EXTRACTED MATERIAL:

________

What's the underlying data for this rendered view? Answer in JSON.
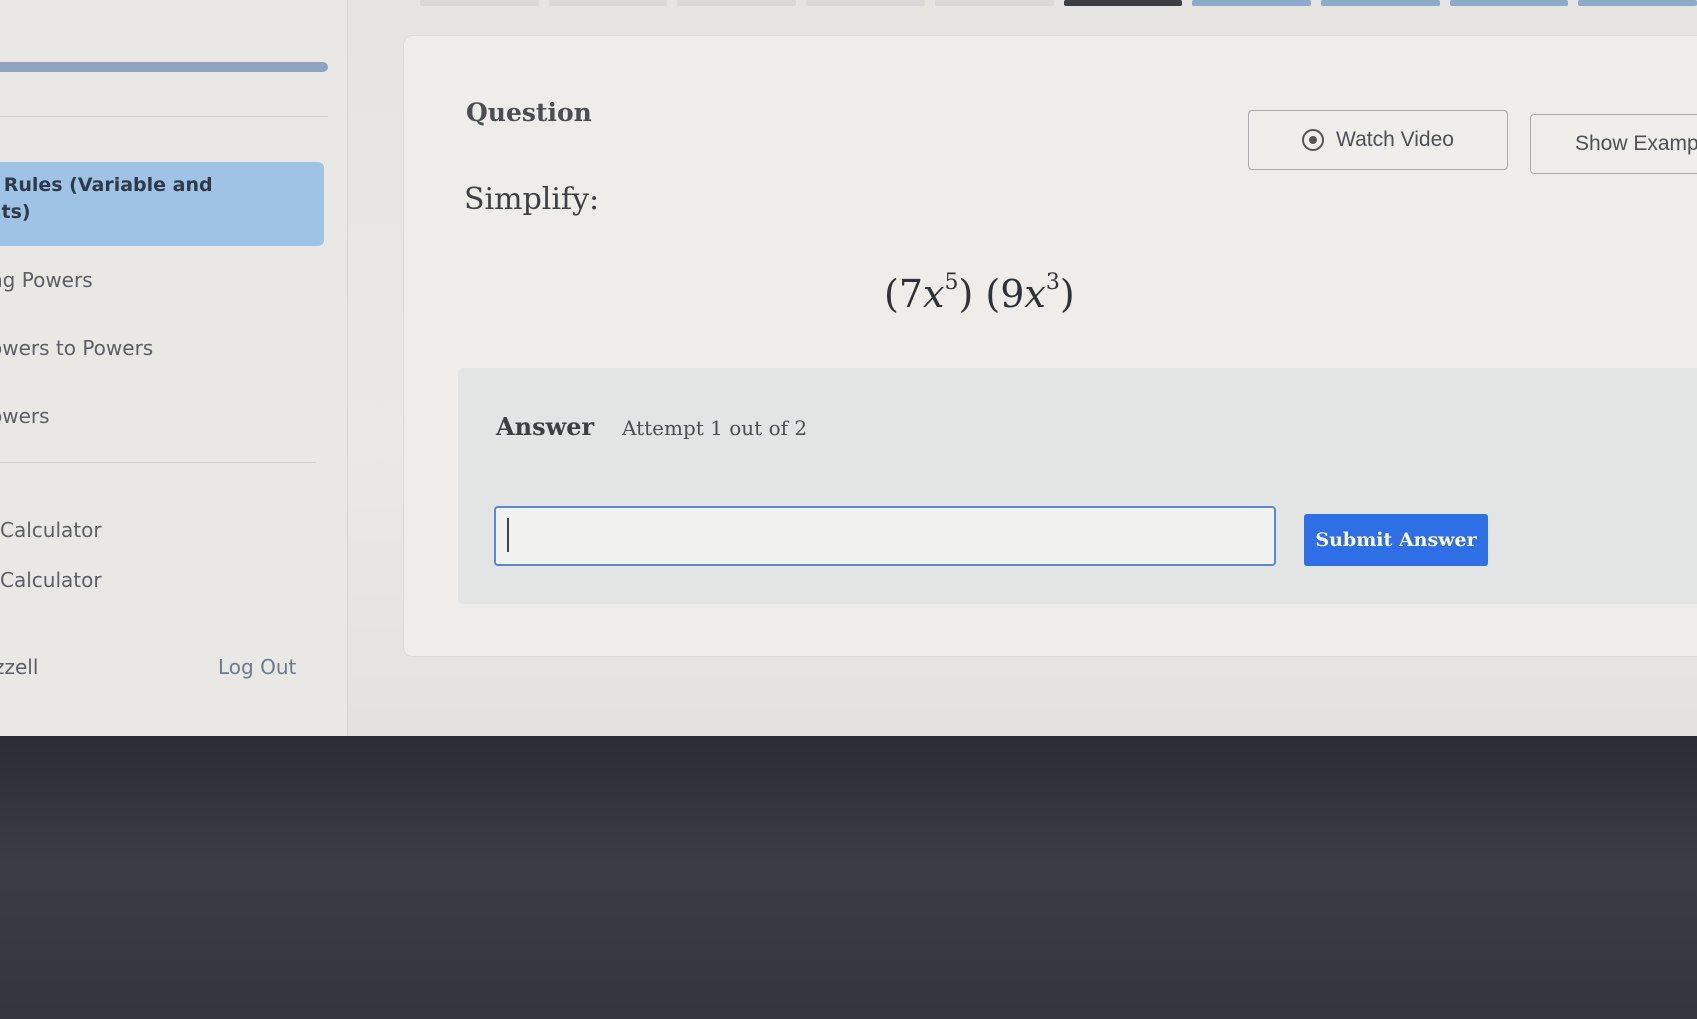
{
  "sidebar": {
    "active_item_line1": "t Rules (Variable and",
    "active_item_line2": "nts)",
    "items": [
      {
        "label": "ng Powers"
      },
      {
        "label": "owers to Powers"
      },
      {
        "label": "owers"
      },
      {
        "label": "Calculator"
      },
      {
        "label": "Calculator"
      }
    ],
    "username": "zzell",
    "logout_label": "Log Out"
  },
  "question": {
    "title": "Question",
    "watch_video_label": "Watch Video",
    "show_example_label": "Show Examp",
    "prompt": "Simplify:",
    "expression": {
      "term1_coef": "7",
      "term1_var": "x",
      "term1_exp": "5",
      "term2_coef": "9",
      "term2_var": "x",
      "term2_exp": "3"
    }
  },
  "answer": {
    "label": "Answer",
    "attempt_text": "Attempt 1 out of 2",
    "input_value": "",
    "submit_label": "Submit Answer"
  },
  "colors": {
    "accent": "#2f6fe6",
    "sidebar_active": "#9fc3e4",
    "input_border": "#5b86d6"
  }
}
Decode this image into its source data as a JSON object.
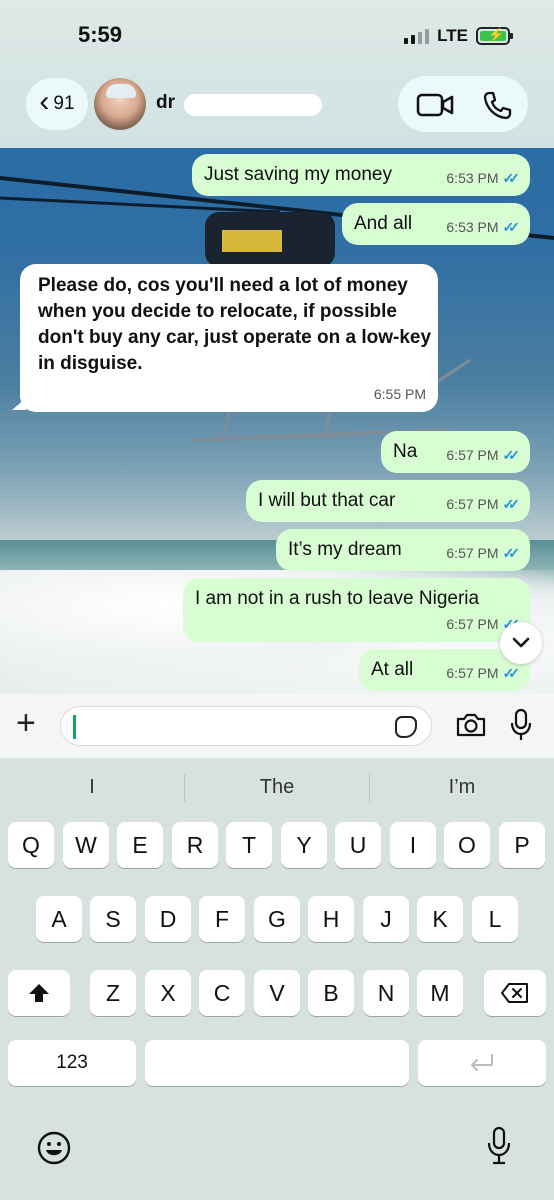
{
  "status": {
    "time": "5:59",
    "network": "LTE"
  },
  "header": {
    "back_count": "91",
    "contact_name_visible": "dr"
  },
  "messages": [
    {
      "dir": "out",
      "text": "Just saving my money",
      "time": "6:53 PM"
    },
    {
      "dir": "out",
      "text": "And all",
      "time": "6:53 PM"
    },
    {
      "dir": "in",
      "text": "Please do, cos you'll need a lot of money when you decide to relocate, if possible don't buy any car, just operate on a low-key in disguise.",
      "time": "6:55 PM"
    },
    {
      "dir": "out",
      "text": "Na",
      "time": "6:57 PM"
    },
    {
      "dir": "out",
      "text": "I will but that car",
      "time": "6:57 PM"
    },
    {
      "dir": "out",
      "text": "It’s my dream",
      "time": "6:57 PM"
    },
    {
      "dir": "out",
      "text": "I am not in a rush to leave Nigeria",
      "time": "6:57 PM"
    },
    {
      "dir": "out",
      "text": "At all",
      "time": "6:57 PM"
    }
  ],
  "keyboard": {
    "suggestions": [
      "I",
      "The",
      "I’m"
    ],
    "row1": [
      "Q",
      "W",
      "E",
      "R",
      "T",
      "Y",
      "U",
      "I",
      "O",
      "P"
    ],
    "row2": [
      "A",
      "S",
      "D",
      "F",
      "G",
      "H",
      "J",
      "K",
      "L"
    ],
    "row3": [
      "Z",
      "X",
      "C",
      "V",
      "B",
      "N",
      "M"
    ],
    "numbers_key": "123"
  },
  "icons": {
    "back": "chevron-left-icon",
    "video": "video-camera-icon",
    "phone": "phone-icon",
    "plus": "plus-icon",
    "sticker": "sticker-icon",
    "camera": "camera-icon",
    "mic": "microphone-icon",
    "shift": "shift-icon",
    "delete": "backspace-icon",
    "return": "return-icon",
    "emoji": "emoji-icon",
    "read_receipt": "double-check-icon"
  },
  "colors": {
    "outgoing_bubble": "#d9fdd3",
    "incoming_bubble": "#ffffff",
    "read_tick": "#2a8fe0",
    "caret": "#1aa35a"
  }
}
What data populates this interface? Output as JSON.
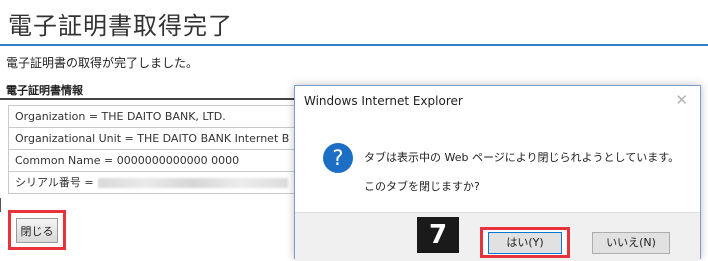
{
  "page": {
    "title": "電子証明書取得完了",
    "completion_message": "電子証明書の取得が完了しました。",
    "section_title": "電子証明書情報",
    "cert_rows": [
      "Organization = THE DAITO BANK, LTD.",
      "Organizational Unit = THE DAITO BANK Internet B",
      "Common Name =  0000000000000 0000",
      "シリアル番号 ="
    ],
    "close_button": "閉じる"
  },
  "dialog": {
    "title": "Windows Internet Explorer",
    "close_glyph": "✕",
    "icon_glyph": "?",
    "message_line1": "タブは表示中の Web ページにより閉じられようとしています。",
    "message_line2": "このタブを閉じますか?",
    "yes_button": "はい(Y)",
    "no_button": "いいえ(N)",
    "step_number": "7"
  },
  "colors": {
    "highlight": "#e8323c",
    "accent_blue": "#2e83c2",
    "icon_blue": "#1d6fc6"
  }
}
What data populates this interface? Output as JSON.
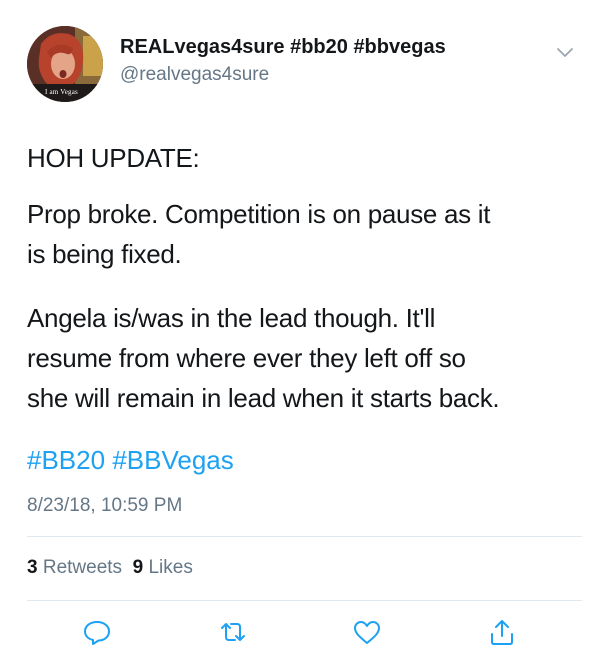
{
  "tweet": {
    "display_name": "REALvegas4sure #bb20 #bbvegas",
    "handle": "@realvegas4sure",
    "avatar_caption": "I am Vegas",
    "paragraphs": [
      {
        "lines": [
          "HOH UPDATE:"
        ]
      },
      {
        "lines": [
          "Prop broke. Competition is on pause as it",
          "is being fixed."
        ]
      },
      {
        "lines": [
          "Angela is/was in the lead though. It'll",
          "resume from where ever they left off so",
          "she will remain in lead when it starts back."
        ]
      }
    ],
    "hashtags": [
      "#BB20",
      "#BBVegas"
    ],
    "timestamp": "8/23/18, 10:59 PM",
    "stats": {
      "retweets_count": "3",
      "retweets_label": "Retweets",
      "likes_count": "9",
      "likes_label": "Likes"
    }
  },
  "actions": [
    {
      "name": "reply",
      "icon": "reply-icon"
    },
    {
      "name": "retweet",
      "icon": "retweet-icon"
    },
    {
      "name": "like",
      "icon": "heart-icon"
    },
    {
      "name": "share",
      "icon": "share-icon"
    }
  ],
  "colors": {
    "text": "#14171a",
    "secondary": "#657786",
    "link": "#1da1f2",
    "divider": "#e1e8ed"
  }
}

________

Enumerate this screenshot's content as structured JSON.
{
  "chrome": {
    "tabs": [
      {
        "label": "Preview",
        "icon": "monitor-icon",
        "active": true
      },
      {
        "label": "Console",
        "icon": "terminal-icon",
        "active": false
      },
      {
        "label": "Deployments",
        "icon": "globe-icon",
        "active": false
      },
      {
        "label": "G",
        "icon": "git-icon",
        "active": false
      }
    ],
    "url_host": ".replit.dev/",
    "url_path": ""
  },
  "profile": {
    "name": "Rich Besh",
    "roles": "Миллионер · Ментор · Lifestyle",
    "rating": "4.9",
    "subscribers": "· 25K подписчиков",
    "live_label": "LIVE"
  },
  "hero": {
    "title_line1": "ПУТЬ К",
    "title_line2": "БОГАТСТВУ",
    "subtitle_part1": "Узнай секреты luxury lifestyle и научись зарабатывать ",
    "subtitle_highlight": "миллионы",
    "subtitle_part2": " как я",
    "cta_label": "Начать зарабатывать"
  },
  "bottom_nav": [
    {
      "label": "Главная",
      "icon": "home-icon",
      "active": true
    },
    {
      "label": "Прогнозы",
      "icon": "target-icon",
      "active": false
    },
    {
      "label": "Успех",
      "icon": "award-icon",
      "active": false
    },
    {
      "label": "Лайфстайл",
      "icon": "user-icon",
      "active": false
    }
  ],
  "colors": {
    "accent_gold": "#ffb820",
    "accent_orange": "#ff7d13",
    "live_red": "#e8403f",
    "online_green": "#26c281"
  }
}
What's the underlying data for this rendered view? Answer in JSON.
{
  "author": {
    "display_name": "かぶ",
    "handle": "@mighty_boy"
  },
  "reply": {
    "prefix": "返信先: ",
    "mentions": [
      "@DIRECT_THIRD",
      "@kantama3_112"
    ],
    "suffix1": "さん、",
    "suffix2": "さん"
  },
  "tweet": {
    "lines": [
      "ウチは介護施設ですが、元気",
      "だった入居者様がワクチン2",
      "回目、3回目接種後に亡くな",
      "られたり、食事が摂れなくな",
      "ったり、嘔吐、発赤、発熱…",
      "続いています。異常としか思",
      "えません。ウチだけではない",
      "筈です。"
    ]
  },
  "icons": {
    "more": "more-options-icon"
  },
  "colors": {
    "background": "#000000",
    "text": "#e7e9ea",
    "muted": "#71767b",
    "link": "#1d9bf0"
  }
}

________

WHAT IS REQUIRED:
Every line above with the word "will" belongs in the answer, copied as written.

YOUR RESPONSE:
      "text": "I will but that car",
          "she will remain in lead when it starts back."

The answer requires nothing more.